How is the child supported? Primary school director Christiane Mika recommends examining the pedagogical concepts of schools in advance. These should express whether to “think from the child’s point of view”: are there concepts of open learning? How does each child achieve learning success? And how is performance evaluated and reported? These are questions parents need answers to. Handicaps such as learning difficulties or obvious social behaviors should be discussed with the school in advance. “During a conversation, you can usually see how the school deals with it,” says psychologist Sonneborn.
4. Type of school
A good school is possible everywhere: “There is no fundamental difference in quality between state and private schools,” says Andrea Preussker of the Robert Bosch Foundation. Each year, your committee awards good schools with the German School Prize. Lessons and performance are assessed, as well as school climate and diversity management. Anyone who feels even better in a private school should check out what he promises. As a rule, there are things that improve the quality of the lessons: more staff, better technology and equipment. “But you can’t rely on that,” says head coach Viola Herrmann from personal experience.
A model school may be suitable for your child if you want to better support his or her talents and preferences. “A Waldorf school welcomes the musical, creative and playful elements of children,” says Uwe Sonneborn. However, subsequent training and study systems are not designed for Waldorf students. “This therefore requires a high degree of adaptation,” says the psychologist.
Non-graded classes offered by the Waldorf and Montessori schools can also be helpful. But: “Some children need the pressure of the notes,” says Viola Herrmann. “They think it’s great to be challenged and confronted, but other children suffer from it.”
Especially important in the first grades: Parents should also know who takes care of the children during the transition to primary school. “Social education professionals are absolutely necessary,” says director Christiane Mika. They support children in their new daily school life. “But what parents have to say goodbye to is close supervision with few children per specialist such as in kindergarten,” says Viola Herrmann. This dissolves immediately in first grade, so children have to become more independent.
Supervision questions also include whether the school offers lunch and whether the children get help with their homework in the afternoon. For working parents, a full day offer may be useful. According to Christiane Mika, the school should allow this to be shaped in terms of content and organization. This is “an important decision-making factor”.
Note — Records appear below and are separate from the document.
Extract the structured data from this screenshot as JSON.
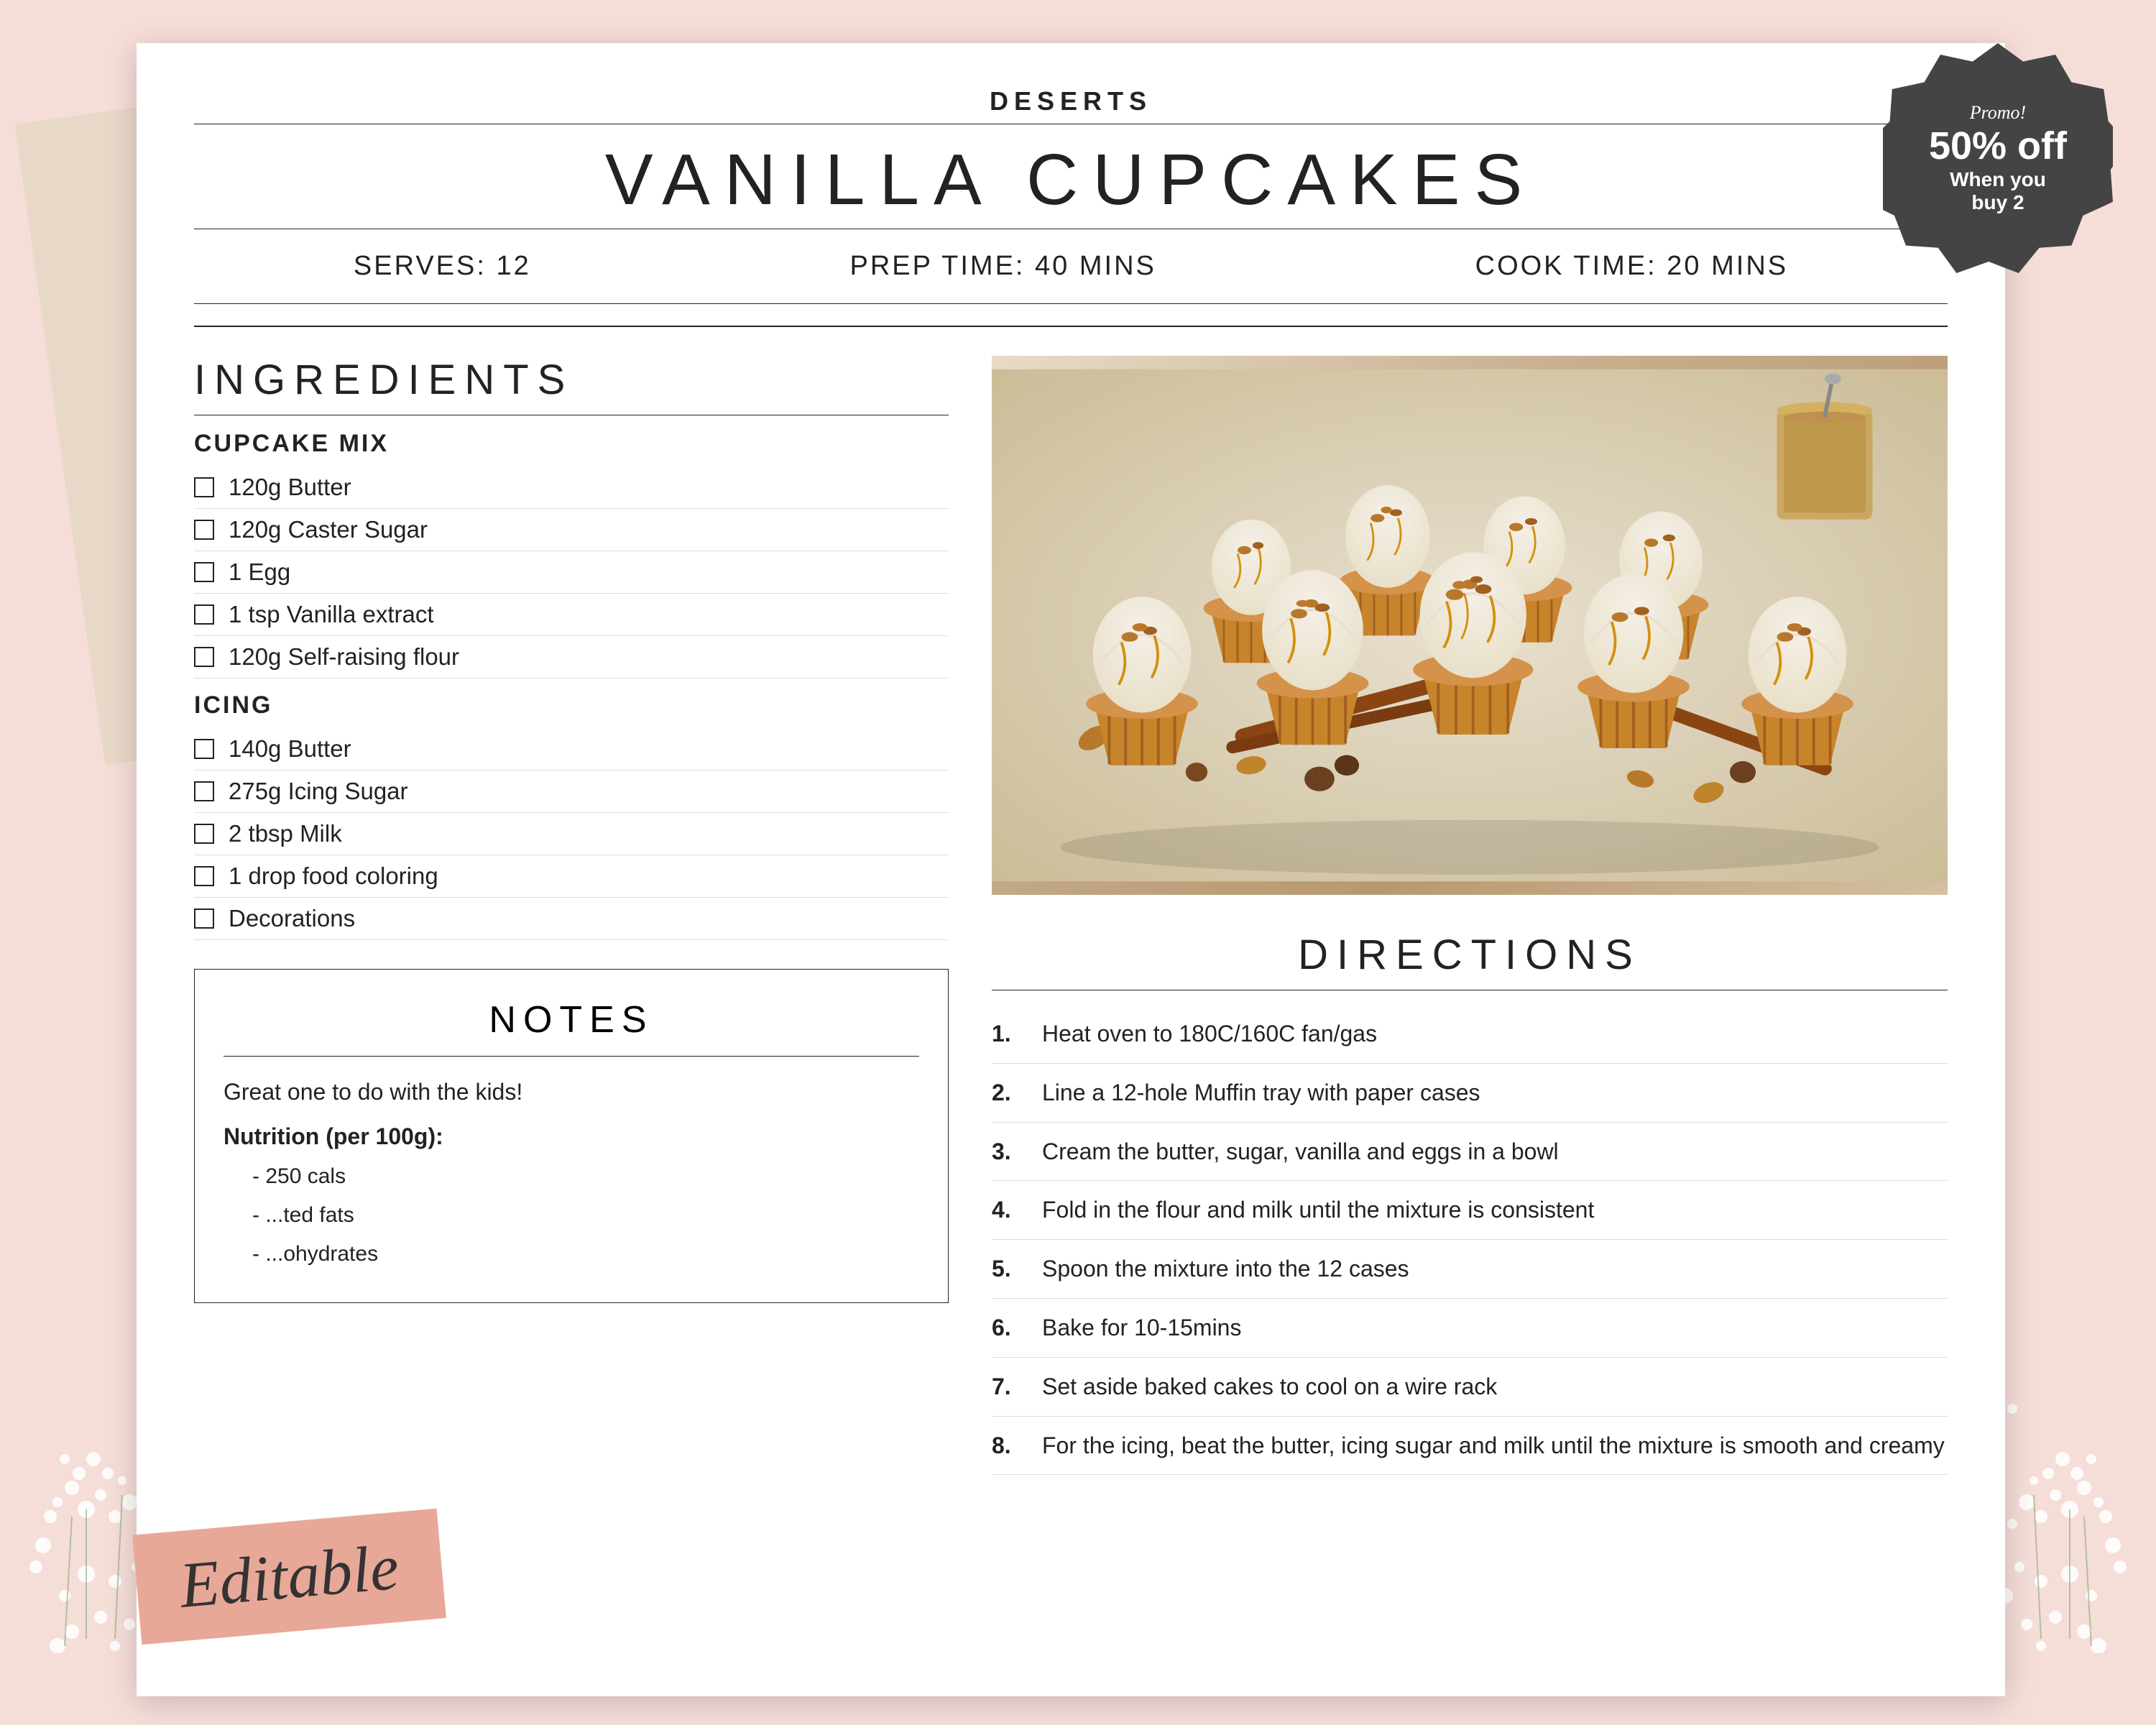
{
  "background": {
    "color": "#f5ddd8"
  },
  "promo": {
    "text": "Promo!",
    "discount": "50% off",
    "line1": "When you",
    "line2": "buy 2"
  },
  "header": {
    "category": "DESERTS",
    "title": "VANILLA CUPCAKES",
    "serves_label": "SERVES: 12",
    "prep_label": "PREP TIME: 40 MINS",
    "cook_label": "COOK TIME: 20 MINS"
  },
  "ingredients": {
    "section_title": "INGREDIENTS",
    "cupcake_mix_label": "CUPCAKE MIX",
    "cupcake_mix_items": [
      "120g Butter",
      "120g Caster Sugar",
      "1 Egg",
      "1 tsp Vanilla extract",
      "120g Self-raising flour"
    ],
    "icing_label": "ICING",
    "icing_items": [
      "140g Butter",
      "275g Icing Sugar",
      "2 tbsp Milk",
      "1 drop food coloring",
      "Decorations"
    ]
  },
  "directions": {
    "section_title": "DIRECTIONS",
    "steps": [
      "Heat oven to 180C/160C fan/gas",
      "Line a 12-hole Muffin tray with paper cases",
      "Cream the butter, sugar, vanilla and eggs in a  bowl",
      "Fold in the flour and milk until the mixture is consistent",
      "Spoon the mixture into the 12 cases",
      "Bake for 10-15mins",
      "Set aside baked cakes to cool on a wire rack",
      "For the icing, beat the butter, icing sugar and milk until the mixture is smooth and creamy"
    ]
  },
  "notes": {
    "section_title": "NOTES",
    "note_text": "Great one to do with the kids!",
    "nutrition_label": "Nutrition (per 100g):",
    "nutrition_items": [
      "- 250 cals",
      "- ...ted fats",
      "- ...ohydrates"
    ]
  },
  "editable": {
    "label": "Editable"
  }
}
Before the decision is made, the school should be visited at least once with the child. A good opportunity is the open day. From inside it is much easier to see if the classrooms are suitable for children and if the equipment is modern. “A varied playground that promotes fine motor skills also speaks for a school,” says Viola Herrmann. On the day, the teachers give a short introduction to the school. “Parents should pay attention to the first impression: is what is being described authentic? Or a show?” Advises Uwe Sonneborn. Parents should use the opportunity to ask questions, but not get bogged down in details. “Like the seating arrangement or when the school trip takes place,” she says.
It is best to think about supervision or plan questions for the first year in advance. Here you can already see if the teachers see the single child or are more interested in the transfer of knowledge, that is, the lessons.
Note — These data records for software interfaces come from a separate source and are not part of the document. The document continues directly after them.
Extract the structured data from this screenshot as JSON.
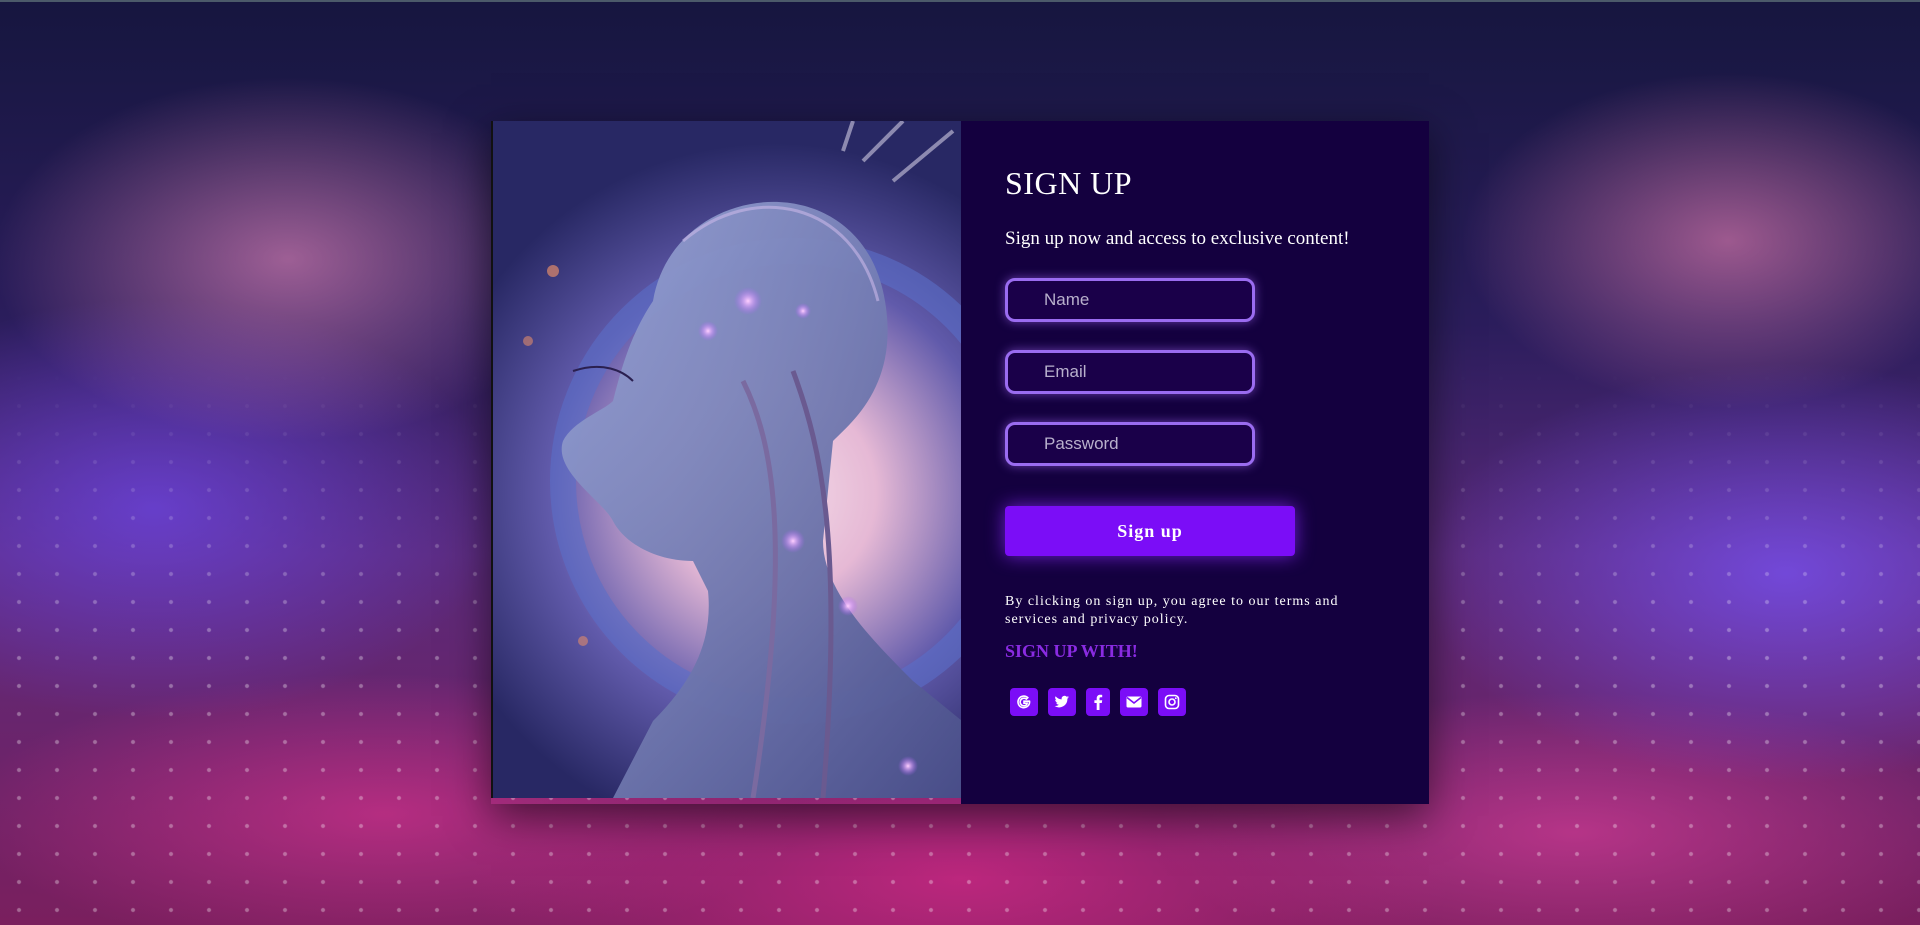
{
  "form": {
    "title": "SIGN UP",
    "subtitle": "Sign up now and access to exclusive content!",
    "name_placeholder": "Name",
    "email_placeholder": "Email",
    "password_placeholder": "Password",
    "submit_label": "Sign up",
    "terms_prefix": "By clicking on sign up, you agree to our ",
    "terms_link": "terms and services",
    "terms_middle": " and ",
    "privacy_link": "privacy policy",
    "terms_suffix": ".",
    "social_heading": "SIGN UP WITH!"
  },
  "social": [
    {
      "icon": "google-icon"
    },
    {
      "icon": "twitter-icon"
    },
    {
      "icon": "facebook-icon"
    },
    {
      "icon": "envelope-icon"
    },
    {
      "icon": "instagram-icon"
    }
  ],
  "colors": {
    "panel_bg": "#14003f",
    "accent": "#7b0df7",
    "field_border": "#9a6cf0",
    "heading_accent": "#8a2be2"
  }
}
7. Attend the lessons
If you still have doubts about your choice of school, you can ask the school administration to take you part. “In the lesson, parents and children see at least a small part,” says parent coach Viola Herrmann. It is not just about the content, but also about the relationship. “A teacher must be able to win over children,” she says.
Friendliness, empathy and competence are particularly important. This means that it is fair and communicated without being loud or offensive. “Children attach great importance to this,” says Herrmann. Uwe Sonneborn also confirms that relationship work is an important indicator of “whether a school is suitable or not”.
Parents should therefore share their impressions with their child. In the end, however, it is the parents who have to decide on the choice of school. Anything else would overwhelm the baby, says Uwe Sonneborn. When the decision is finally made, “parents should not report any doubts about their choice of school”. On the contrary: “You should give the child a sense of security when he goes to school,” says the school psychologist. (Dpa)